Sponsored by Cordis, a Cardinal Health company
Transitioning to a Radial-First Approach
How far are you willing to take radial access?
The challenge for health care is to provide efficient, low-cost, high-quality care while also providing a great patient experience. A comprehensive radial program has the potential to meet that challenge head on!
The constant incremental improvement in technology has allowed radial access to be utilized in patients undergoing both cardiac catheterization and percutaneous coronary intervention (PCI). When the radial approach is mastered, a host of opportunities and process changes will be available for your cardiac program.
A comprehensive radial program will take years to build. It is a process that MedStar Union Memorial Hospital (MUMH) began in July 2010 with one operator. Today, 100% of the operators, both private and employed, have mastered the technique.
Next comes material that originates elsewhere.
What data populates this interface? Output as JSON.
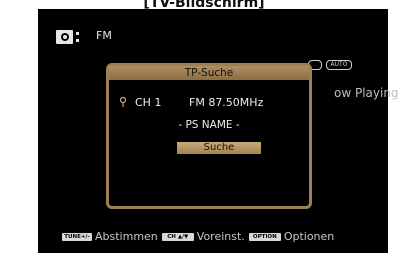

After all of our operators became proficient at using the radial artery for access, we saw a noticeable improvement in your quality metrics. MUMH has seen improvements in their American College of Cardiology National Cardiovascular Data Registry data, noting that 40% of the metrics, published in the executive summary this June, were better than the 90th percentile.
If you are able to drive a significant volume of radial access cases, there is the opportunity to gain efficiencies in patient throughput. No longer is a patient required to remain in bed for several hours postprocedure. We have been able to achieve individual room turnover in as little as 3 hours for cardiac catheterization and 6 hours for PCI. Furthermore, a robust program utilizing a radial lounge for the patients (Figure 1), along with administrative support, has allowed us to exponentially improve efficiency. We currently require patients to remain in their reclining chair for 1 hour and then allow them access to the lounge to watch television, read, or get something to eat, all while still being monitored. Patients undergoing routine PCI with radial access are now discharged the same day. The lounge allows us to provide patients with a completely new experience that is calmer and in a pleasant, less stressful environment.
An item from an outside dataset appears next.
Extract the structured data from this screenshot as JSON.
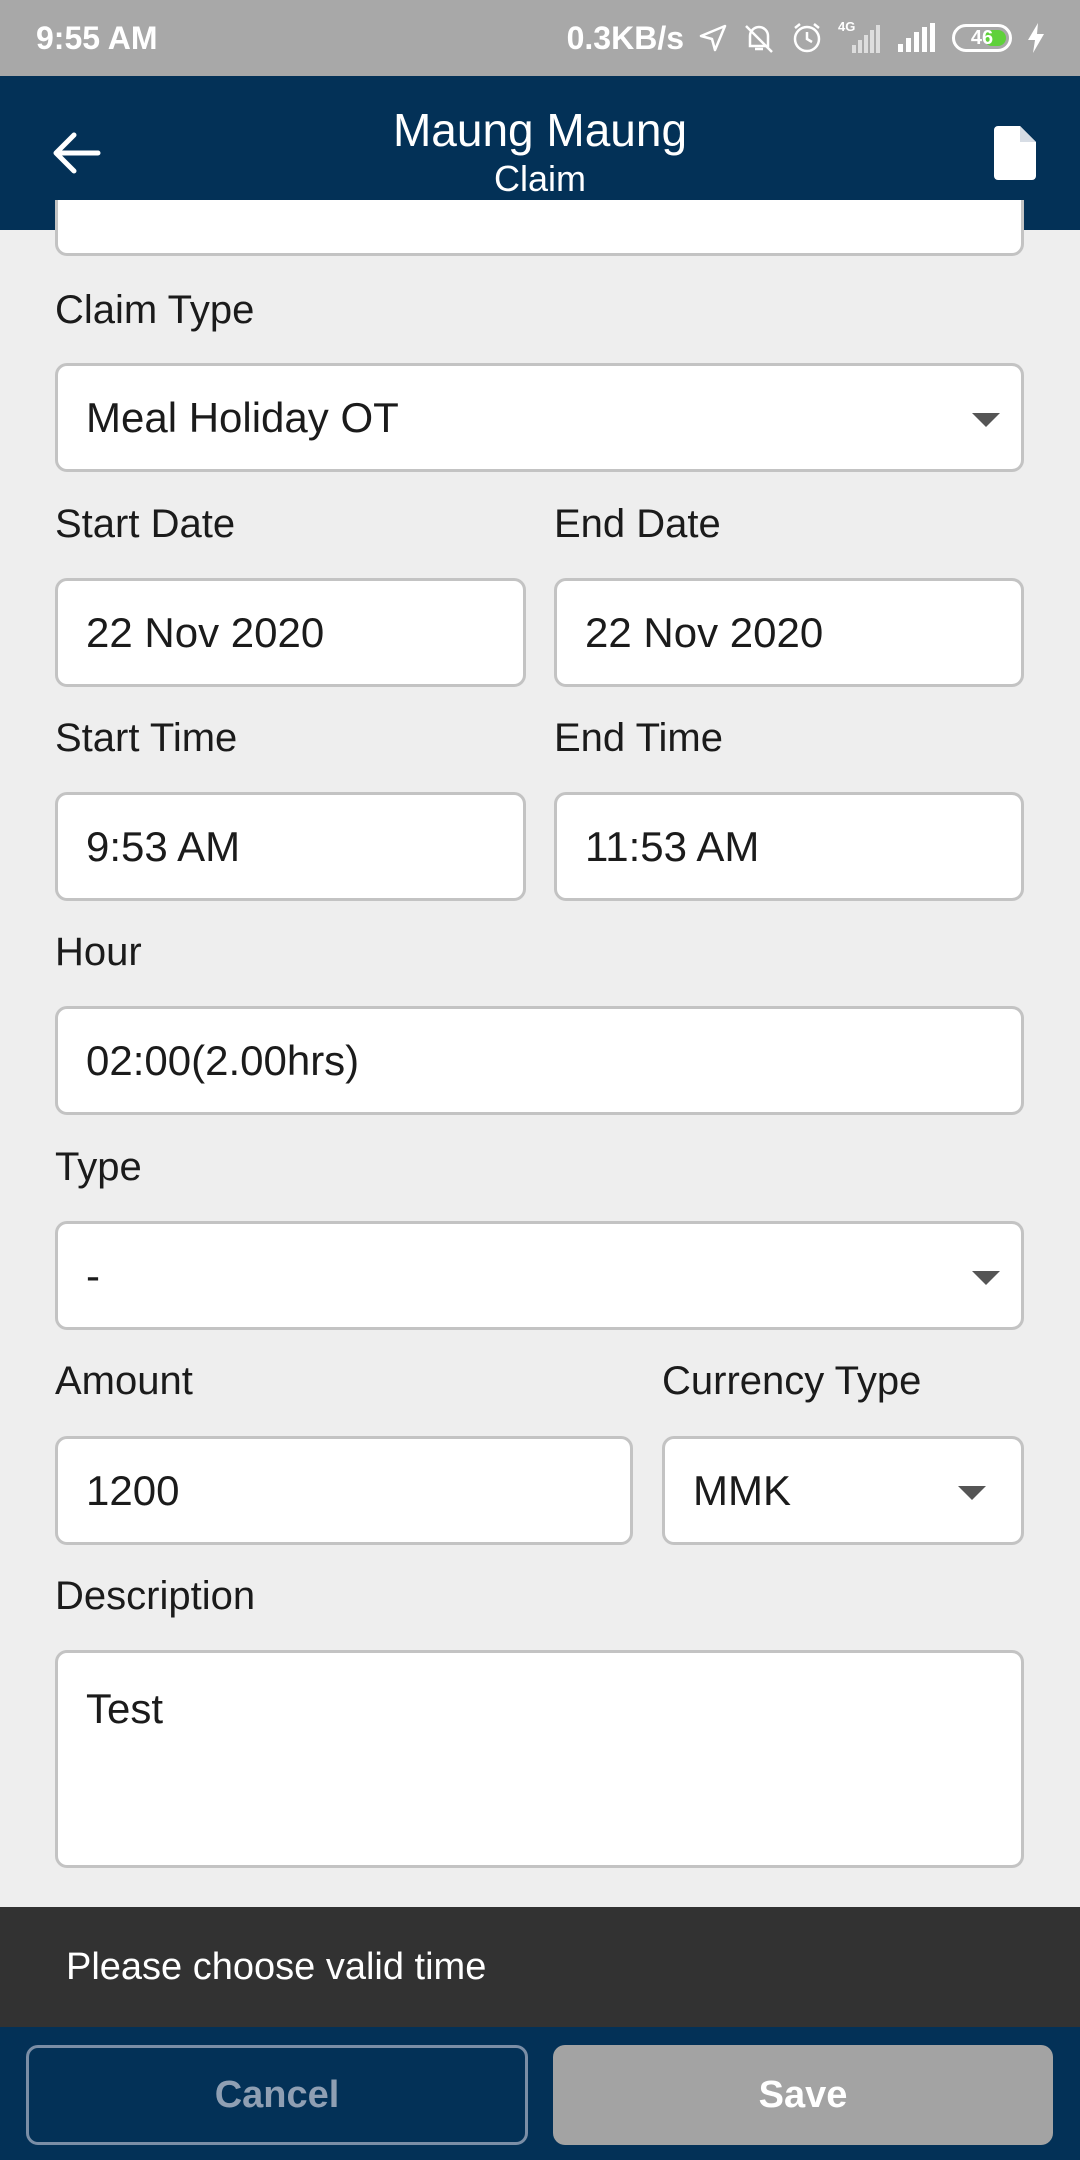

A robust radial program has the potential to decrease your overall costs. For example, it allows the possibility of changing your staffing model. Team members are able to monitor more patients in a lounge environment rather than in a bay or room. The greater the patient throughput, the less staffing is required overnight. The shorter length of stay also allows you to increase procedure volume without the need for additional resources.
However, not every patient who has radial access is appropriate for the lounge and not every institution or program can support one. Nonetheless, every patient who qualifies for a radial approach can still benefit. So, how far are you willing or able to take radial access? MUMH chose to take it all the way from radial access to a radial program. We discovered a different care model that is more efficient, lower in cost, and higher in quality, all while providing a more patient-friendly environment.